:: REQUIRED WORK ::
Print all the records below, word for word and in full.

:: App and web page records ::
⁂

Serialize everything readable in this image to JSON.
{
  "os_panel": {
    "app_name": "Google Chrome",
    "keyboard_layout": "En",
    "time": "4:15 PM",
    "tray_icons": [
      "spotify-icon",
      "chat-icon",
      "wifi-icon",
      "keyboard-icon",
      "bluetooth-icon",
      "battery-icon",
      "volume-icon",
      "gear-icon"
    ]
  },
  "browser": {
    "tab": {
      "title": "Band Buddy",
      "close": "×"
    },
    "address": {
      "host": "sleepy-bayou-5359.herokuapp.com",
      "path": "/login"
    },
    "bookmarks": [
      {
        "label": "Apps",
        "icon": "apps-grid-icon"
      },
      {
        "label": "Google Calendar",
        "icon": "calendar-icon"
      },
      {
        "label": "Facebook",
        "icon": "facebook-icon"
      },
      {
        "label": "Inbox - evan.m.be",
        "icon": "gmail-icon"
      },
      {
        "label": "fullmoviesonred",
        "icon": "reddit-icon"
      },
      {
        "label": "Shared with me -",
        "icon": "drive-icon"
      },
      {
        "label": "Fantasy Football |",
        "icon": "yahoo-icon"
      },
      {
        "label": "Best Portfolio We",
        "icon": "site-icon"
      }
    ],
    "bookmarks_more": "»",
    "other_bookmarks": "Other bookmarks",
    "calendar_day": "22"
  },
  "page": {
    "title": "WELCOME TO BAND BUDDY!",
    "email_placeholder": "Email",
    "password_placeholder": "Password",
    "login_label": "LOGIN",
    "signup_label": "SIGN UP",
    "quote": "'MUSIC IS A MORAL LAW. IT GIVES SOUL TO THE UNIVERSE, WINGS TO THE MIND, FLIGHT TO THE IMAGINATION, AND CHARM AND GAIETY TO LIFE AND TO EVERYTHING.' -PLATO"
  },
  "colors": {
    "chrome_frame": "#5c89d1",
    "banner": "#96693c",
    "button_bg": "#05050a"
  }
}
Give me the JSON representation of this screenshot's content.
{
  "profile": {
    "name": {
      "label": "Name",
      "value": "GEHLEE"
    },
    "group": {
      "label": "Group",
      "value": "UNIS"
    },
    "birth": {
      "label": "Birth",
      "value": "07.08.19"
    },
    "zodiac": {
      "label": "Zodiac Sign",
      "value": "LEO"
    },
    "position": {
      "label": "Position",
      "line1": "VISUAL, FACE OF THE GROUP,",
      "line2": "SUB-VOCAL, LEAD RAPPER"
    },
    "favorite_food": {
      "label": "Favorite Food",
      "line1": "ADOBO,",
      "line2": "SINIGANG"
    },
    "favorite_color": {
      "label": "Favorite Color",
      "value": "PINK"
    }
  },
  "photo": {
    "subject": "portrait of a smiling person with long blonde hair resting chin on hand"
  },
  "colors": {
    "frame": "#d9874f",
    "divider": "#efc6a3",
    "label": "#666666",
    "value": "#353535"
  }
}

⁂

:: EXPECTED ANSWER ::
Serialize everything readable in this image to JSON.
{
  "os_panel": {
    "app_name": "Google Chrome",
    "keyboard_layout": "En",
    "time": "4:15 PM",
    "tray_icons": [
      "spotify-icon",
      "chat-icon",
      "wifi-icon",
      "keyboard-icon",
      "bluetooth-icon",
      "battery-icon",
      "volume-icon",
      "gear-icon"
    ]
  },
  "browser": {
    "tab": {
      "title": "Band Buddy",
      "close": "×"
    },
    "address": {
      "host": "sleepy-bayou-5359.herokuapp.com",
      "path": "/login"
    },
    "bookmarks": [
      {
        "label": "Apps",
        "icon": "apps-grid-icon"
      },
      {
        "label": "Google Calendar",
        "icon": "calendar-icon"
      },
      {
        "label": "Facebook",
        "icon": "facebook-icon"
      },
      {
        "label": "Inbox - evan.m.be",
        "icon": "gmail-icon"
      },
      {
        "label": "fullmoviesonred",
        "icon": "reddit-icon"
      },
      {
        "label": "Shared with me -",
        "icon": "drive-icon"
      },
      {
        "label": "Fantasy Football |",
        "icon": "yahoo-icon"
      },
      {
        "label": "Best Portfolio We",
        "icon": "site-icon"
      }
    ],
    "bookmarks_more": "»",
    "other_bookmarks": "Other bookmarks",
    "calendar_day": "22"
  },
  "page": {
    "title": "WELCOME TO BAND BUDDY!",
    "email_placeholder": "Email",
    "password_placeholder": "Password",
    "login_label": "LOGIN",
    "signup_label": "SIGN UP",
    "quote": "'MUSIC IS A MORAL LAW. IT GIVES SOUL TO THE UNIVERSE, WINGS TO THE MIND, FLIGHT TO THE IMAGINATION, AND CHARM AND GAIETY TO LIFE AND TO EVERYTHING.' -PLATO"
  },
  "colors": {
    "chrome_frame": "#5c89d1",
    "banner": "#96693c",
    "button_bg": "#05050a"
  }
}
Give me the JSON representation of this screenshot's content.
{
  "profile": {
    "name": {
      "label": "Name",
      "value": "GEHLEE"
    },
    "group": {
      "label": "Group",
      "value": "UNIS"
    },
    "birth": {
      "label": "Birth",
      "value": "07.08.19"
    },
    "zodiac": {
      "label": "Zodiac Sign",
      "value": "LEO"
    },
    "position": {
      "label": "Position",
      "line1": "VISUAL, FACE OF THE GROUP,",
      "line2": "SUB-VOCAL, LEAD RAPPER"
    },
    "favorite_food": {
      "label": "Favorite Food",
      "line1": "ADOBO,",
      "line2": "SINIGANG"
    },
    "favorite_color": {
      "label": "Favorite Color",
      "value": "PINK"
    }
  },
  "photo": {
    "subject": "portrait of a smiling person with long blonde hair resting chin on hand"
  },
  "colors": {
    "frame": "#d9874f",
    "divider": "#efc6a3",
    "label": "#666666",
    "value": "#353535"
  }
}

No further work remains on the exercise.